### The problem:
The data is to be repeated exactly, with the images removed.

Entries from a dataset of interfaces

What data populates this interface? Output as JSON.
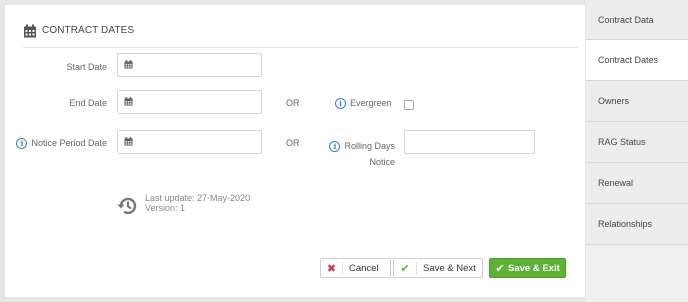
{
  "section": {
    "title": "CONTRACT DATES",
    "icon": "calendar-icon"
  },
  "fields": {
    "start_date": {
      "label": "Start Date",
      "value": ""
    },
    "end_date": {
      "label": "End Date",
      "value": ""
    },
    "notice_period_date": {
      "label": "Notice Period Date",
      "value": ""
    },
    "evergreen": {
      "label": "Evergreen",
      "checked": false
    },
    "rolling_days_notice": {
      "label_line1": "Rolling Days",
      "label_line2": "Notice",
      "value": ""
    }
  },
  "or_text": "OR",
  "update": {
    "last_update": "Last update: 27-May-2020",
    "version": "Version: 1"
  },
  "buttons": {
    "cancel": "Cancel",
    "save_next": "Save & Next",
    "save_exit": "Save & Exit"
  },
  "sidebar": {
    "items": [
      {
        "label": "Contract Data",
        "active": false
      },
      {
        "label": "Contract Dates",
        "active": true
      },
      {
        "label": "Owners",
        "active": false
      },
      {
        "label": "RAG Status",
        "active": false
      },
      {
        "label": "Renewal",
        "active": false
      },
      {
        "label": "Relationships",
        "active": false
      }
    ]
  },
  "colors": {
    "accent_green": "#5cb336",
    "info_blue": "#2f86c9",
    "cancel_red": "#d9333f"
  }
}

### Task output:
What data populates this interface? Output as JSON.
{
  "section": {
    "title": "CONTRACT DATES",
    "icon": "calendar-icon"
  },
  "fields": {
    "start_date": {
      "label": "Start Date",
      "value": ""
    },
    "end_date": {
      "label": "End Date",
      "value": ""
    },
    "notice_period_date": {
      "label": "Notice Period Date",
      "value": ""
    },
    "evergreen": {
      "label": "Evergreen",
      "checked": false
    },
    "rolling_days_notice": {
      "label_line1": "Rolling Days",
      "label_line2": "Notice",
      "value": ""
    }
  },
  "or_text": "OR",
  "update": {
    "last_update": "Last update: 27-May-2020",
    "version": "Version: 1"
  },
  "buttons": {
    "cancel": "Cancel",
    "save_next": "Save & Next",
    "save_exit": "Save & Exit"
  },
  "sidebar": {
    "items": [
      {
        "label": "Contract Data",
        "active": false
      },
      {
        "label": "Contract Dates",
        "active": true
      },
      {
        "label": "Owners",
        "active": false
      },
      {
        "label": "RAG Status",
        "active": false
      },
      {
        "label": "Renewal",
        "active": false
      },
      {
        "label": "Relationships",
        "active": false
      }
    ]
  },
  "colors": {
    "accent_green": "#5cb336",
    "info_blue": "#2f86c9",
    "cancel_red": "#d9333f"
  }
}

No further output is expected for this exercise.